Material provided:
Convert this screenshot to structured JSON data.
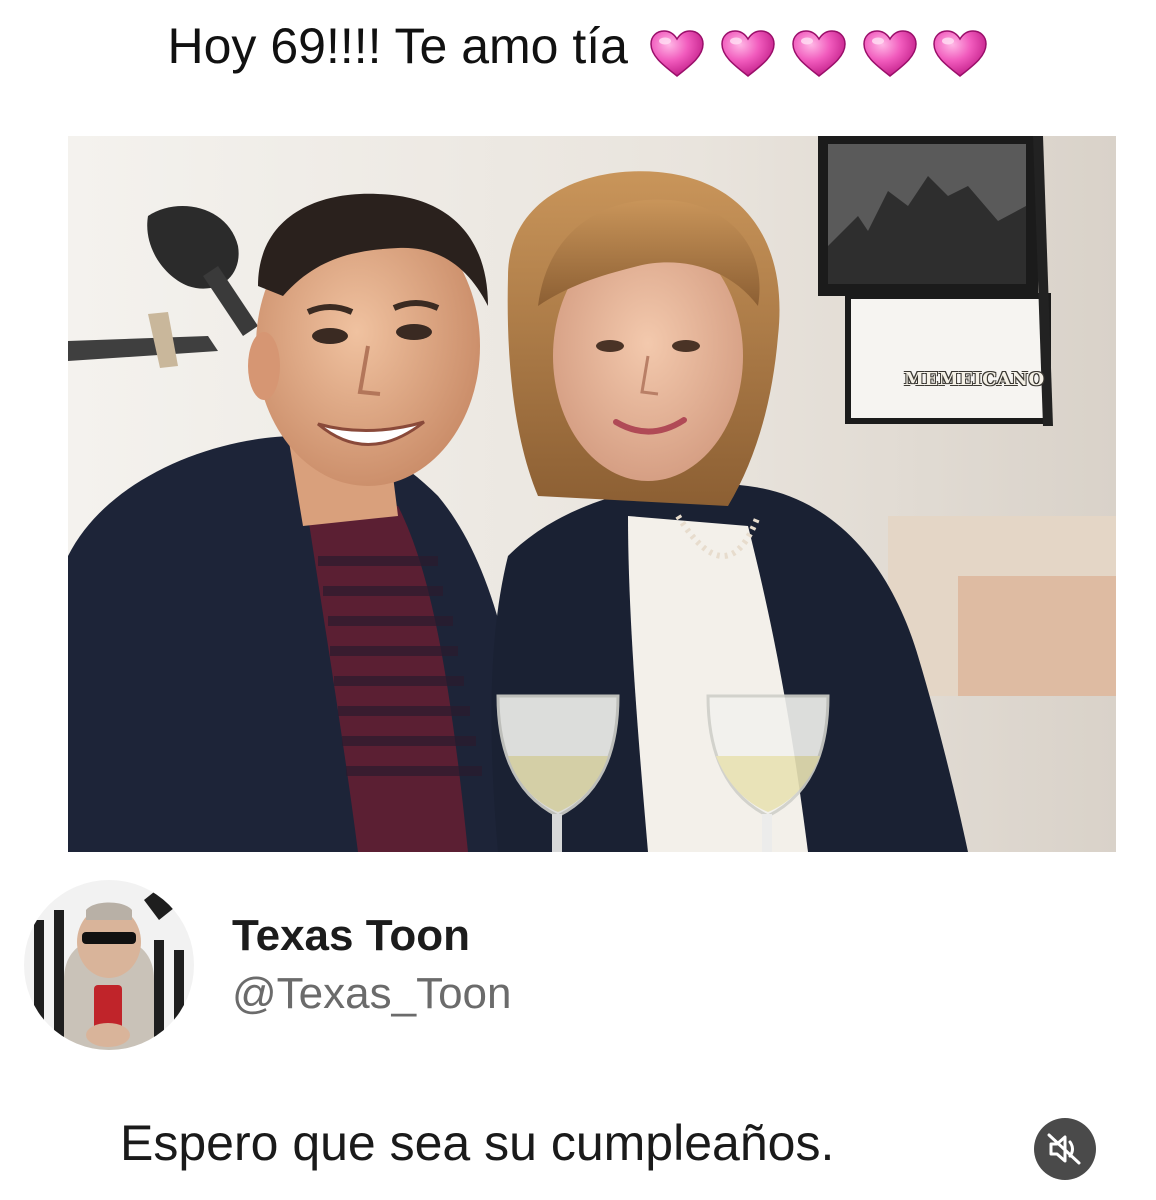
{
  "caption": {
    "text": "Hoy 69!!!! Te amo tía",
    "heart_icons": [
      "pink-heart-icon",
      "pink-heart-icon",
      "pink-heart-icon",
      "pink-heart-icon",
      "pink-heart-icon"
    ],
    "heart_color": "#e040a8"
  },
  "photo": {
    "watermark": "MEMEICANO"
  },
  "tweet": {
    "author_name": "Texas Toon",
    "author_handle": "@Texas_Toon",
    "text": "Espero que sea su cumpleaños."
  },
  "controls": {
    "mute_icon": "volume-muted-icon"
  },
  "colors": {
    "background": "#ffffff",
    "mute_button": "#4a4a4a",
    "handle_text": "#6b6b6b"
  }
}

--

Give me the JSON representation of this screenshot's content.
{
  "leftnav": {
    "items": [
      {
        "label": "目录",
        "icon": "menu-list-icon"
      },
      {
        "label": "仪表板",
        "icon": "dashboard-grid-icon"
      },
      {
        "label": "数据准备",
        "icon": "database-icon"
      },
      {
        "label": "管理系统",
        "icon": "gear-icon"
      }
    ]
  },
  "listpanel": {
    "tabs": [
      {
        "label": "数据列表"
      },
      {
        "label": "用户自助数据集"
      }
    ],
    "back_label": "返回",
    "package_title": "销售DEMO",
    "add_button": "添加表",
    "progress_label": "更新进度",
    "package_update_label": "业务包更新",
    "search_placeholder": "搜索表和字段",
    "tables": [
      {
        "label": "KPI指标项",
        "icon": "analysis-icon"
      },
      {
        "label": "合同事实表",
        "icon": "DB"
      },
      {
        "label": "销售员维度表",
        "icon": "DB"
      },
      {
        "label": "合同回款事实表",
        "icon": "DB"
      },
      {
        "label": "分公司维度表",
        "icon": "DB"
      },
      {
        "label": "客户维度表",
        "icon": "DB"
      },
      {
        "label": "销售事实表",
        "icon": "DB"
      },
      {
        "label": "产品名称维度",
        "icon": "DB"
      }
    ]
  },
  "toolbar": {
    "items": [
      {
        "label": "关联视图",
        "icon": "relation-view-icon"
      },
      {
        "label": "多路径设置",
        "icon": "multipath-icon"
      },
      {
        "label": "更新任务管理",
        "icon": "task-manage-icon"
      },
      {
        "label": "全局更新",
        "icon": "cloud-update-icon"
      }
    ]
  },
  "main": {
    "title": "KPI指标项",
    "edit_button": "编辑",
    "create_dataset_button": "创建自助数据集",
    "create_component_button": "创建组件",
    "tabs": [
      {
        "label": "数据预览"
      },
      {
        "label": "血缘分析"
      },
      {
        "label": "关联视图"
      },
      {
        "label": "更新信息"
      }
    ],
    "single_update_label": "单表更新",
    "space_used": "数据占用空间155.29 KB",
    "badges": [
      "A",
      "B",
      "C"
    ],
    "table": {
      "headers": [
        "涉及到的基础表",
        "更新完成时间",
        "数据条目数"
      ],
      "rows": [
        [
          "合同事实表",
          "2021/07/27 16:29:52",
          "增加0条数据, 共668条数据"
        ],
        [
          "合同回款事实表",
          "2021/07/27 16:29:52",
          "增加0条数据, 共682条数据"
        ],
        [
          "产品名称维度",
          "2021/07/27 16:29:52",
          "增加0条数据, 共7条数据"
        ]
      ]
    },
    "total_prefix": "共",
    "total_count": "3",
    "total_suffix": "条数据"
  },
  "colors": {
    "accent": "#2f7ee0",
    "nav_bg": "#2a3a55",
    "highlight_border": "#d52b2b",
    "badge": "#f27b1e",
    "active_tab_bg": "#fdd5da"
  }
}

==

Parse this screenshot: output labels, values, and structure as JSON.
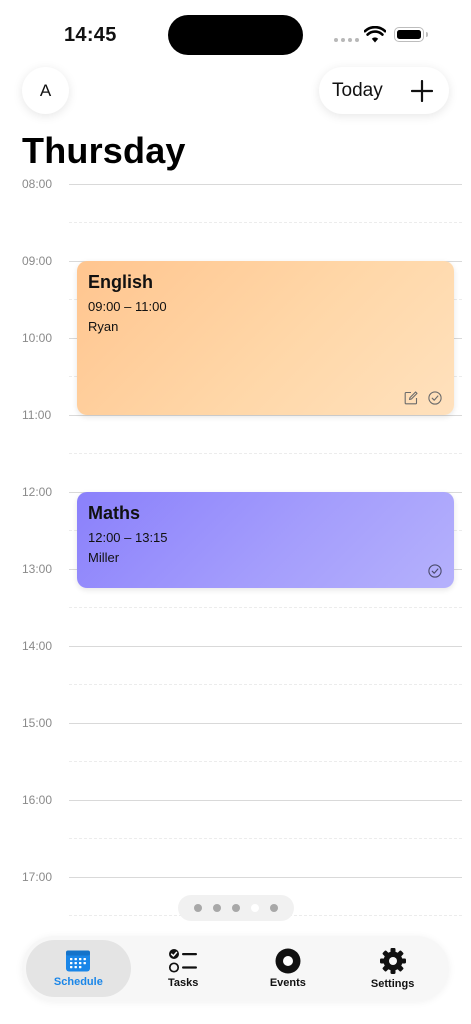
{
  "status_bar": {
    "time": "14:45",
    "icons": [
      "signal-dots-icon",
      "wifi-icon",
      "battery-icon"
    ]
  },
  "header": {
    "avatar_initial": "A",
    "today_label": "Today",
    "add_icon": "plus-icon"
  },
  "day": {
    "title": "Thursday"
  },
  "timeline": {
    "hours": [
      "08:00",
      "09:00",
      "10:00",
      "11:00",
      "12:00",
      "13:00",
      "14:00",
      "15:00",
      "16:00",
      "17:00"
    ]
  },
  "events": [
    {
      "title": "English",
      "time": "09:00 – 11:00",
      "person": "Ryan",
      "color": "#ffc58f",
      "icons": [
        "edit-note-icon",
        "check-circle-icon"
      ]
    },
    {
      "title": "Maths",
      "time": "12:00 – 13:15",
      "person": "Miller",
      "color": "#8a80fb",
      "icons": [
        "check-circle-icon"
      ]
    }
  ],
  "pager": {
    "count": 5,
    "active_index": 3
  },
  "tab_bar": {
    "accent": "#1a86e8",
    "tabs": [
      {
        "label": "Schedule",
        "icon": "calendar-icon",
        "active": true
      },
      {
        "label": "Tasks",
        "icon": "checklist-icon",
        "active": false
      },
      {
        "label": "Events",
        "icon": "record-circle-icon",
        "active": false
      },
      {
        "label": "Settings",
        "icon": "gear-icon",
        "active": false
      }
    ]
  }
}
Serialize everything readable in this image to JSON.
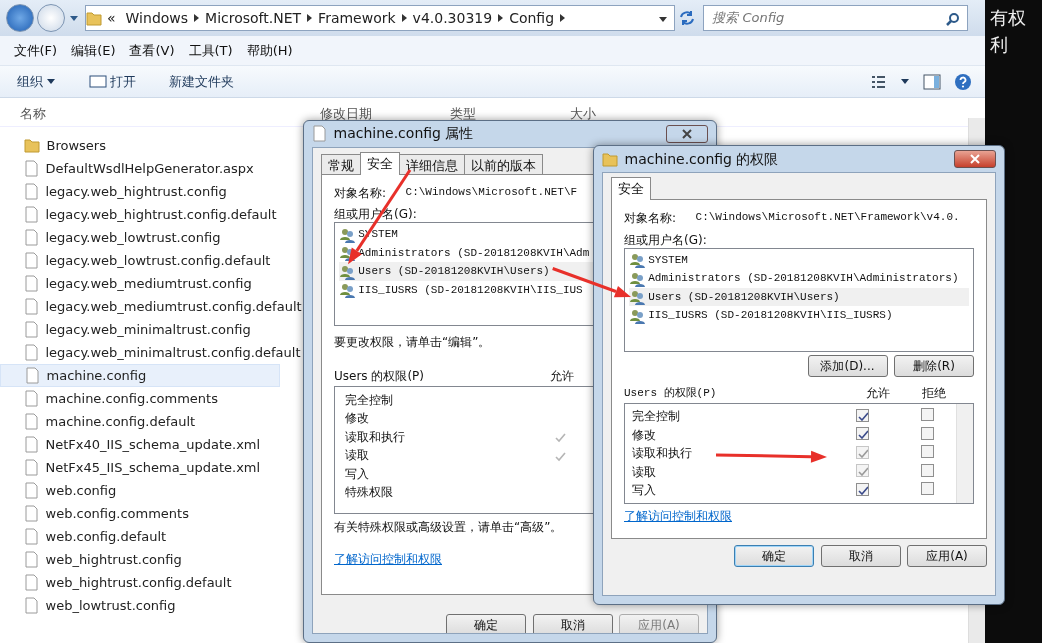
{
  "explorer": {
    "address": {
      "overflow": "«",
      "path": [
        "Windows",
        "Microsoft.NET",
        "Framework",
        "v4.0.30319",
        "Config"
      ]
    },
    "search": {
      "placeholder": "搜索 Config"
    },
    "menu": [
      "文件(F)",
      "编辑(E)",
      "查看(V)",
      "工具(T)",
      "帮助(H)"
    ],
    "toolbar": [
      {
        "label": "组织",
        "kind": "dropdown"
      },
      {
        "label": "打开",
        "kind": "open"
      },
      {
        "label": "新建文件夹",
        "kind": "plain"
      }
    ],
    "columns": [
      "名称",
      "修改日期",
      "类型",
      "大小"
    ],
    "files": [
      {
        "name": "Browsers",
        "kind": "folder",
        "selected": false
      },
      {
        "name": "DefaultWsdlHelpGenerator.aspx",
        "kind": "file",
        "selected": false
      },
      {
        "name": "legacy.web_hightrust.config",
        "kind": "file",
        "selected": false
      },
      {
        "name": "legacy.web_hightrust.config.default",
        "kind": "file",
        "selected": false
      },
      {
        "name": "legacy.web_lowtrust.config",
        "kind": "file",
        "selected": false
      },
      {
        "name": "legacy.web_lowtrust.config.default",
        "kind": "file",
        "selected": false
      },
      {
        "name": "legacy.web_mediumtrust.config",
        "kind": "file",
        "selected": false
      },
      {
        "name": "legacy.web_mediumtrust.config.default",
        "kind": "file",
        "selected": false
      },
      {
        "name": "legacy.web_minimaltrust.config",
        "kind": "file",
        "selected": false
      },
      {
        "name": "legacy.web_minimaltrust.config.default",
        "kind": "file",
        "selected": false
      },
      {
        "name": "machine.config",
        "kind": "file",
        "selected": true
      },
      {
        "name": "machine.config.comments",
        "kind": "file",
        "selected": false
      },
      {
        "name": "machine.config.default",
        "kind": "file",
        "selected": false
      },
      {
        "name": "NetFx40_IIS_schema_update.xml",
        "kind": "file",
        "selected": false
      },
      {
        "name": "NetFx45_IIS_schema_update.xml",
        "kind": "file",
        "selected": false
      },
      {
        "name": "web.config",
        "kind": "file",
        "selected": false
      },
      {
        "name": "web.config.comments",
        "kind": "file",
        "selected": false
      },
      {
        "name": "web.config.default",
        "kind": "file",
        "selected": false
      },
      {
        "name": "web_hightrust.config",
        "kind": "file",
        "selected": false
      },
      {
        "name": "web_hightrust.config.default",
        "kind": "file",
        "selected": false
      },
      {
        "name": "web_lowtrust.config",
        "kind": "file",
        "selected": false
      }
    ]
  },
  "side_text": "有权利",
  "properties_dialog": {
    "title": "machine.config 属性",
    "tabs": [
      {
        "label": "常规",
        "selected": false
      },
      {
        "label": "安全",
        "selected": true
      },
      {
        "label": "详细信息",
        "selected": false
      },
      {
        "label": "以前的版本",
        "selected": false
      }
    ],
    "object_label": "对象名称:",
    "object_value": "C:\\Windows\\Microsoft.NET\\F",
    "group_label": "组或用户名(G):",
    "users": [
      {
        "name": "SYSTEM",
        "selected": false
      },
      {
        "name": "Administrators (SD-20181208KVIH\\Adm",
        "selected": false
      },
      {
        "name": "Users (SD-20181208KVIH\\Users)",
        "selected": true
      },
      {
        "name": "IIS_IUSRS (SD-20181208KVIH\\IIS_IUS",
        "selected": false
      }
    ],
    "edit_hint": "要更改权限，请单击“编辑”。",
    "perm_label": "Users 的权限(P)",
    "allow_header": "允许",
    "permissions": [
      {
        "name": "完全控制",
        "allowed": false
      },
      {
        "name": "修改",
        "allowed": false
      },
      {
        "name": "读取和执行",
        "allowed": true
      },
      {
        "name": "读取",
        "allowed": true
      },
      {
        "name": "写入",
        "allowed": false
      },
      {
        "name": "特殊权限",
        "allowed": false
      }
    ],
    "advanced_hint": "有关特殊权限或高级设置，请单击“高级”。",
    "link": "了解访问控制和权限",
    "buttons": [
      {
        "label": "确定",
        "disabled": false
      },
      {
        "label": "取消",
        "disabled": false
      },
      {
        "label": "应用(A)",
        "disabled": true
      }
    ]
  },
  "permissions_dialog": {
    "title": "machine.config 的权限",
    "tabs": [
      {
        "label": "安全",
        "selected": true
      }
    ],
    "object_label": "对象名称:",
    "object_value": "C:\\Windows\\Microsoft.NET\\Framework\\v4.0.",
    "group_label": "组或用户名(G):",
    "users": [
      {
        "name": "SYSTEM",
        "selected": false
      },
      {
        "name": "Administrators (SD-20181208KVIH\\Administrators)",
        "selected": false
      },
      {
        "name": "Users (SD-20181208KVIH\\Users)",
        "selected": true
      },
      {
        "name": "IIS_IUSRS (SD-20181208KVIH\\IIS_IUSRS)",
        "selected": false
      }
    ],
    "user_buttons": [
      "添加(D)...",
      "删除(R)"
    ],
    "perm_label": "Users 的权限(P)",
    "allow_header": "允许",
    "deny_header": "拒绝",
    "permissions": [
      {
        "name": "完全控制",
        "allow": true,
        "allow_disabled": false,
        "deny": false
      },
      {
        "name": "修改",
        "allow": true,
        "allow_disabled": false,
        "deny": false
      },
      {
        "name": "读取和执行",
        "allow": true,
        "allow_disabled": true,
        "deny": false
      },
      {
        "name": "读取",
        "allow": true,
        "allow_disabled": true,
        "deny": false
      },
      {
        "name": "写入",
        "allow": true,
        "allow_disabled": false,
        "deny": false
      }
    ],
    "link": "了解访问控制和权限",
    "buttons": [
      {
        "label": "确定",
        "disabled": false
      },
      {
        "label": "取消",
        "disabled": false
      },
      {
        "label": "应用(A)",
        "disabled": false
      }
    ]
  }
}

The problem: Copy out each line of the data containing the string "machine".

Output for this exercise:
        "name": "machine.config",
        "name": "machine.config.comments",
        "name": "machine.config.default",
    "title": "machine.config 属性",
    "title": "machine.config 的权限",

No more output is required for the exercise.